In indoor lacrosse, there are six players per side - five field players and one goaltender. In indoor lacrosse, all five field players play both offense and defense.
Lacrosse is played with lacrosse sticks and a ball that weighs approximately five ounces and is about eight inches in circumference. In competition play, each men's field player is required to wear a team jersey, protective helmet with a face mask, mouthguard, gloves, elbow pads, shoes, shoulder pads and matching shorts. The goaltender wears a jersey, protective helmet with a face mask, mouthguard, gloves, shoes and matching shorts in addition to extra protective equipment such as a chest protector and shin guards.
Women's lacrosse players wear a team jersey and matching shorts or a skirt, mouthguard and face mask protecting the eye area. The goaltender wears additional protective equipment including a chest protector, helmet with face mask, gloves and shin guards.
There are lots of penalties and fouls in lacrosse, but they can mostly be divided into two main categories called technical fouls, personal fouls. For example, slashing is a common personal foul that involves a player hitting another player with the shaft of the stick. Some examples of technical fouls include offsides and holding. Other types of penalties include unsportsmanlike conduct and delay of game.
Teams score points by shooting the ball into the goal without incurring any penalties on the scoring play such as a crease violation or illegal stick. The entirety of the ball must cross the goal line in order for a point to count.
The attack for each team will set up offensive formations or try to start a fast break after a turnover in order to create scoring chances. The defense and goaltender on the opposing team aim to make a save or cause a turnover to win back possession of the ball.
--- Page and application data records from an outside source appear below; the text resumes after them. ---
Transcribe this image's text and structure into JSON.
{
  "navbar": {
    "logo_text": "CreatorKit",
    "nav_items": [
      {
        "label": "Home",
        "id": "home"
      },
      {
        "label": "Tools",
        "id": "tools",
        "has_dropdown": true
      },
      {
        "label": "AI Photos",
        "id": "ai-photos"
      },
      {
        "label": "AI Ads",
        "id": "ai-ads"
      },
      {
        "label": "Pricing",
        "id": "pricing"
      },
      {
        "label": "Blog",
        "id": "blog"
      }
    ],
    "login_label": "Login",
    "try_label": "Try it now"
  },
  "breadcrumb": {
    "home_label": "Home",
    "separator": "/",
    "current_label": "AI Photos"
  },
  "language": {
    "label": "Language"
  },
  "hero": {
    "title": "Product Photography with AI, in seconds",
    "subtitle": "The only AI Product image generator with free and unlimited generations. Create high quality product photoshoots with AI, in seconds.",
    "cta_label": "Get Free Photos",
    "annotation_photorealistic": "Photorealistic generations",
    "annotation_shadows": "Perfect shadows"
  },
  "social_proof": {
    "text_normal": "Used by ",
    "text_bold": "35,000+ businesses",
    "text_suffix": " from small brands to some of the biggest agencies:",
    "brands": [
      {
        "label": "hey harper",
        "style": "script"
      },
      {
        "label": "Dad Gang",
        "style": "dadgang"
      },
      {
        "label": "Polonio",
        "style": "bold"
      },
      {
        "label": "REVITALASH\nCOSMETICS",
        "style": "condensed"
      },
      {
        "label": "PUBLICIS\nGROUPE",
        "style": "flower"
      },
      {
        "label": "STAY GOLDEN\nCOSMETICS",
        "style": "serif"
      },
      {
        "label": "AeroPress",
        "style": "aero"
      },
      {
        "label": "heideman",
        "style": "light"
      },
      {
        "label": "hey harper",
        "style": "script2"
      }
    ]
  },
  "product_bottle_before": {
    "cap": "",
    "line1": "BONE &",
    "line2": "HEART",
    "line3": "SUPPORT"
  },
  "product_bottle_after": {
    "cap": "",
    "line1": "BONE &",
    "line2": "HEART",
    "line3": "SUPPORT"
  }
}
The team with the most points at the end of regulation play and overtime (if necessary) wins the game.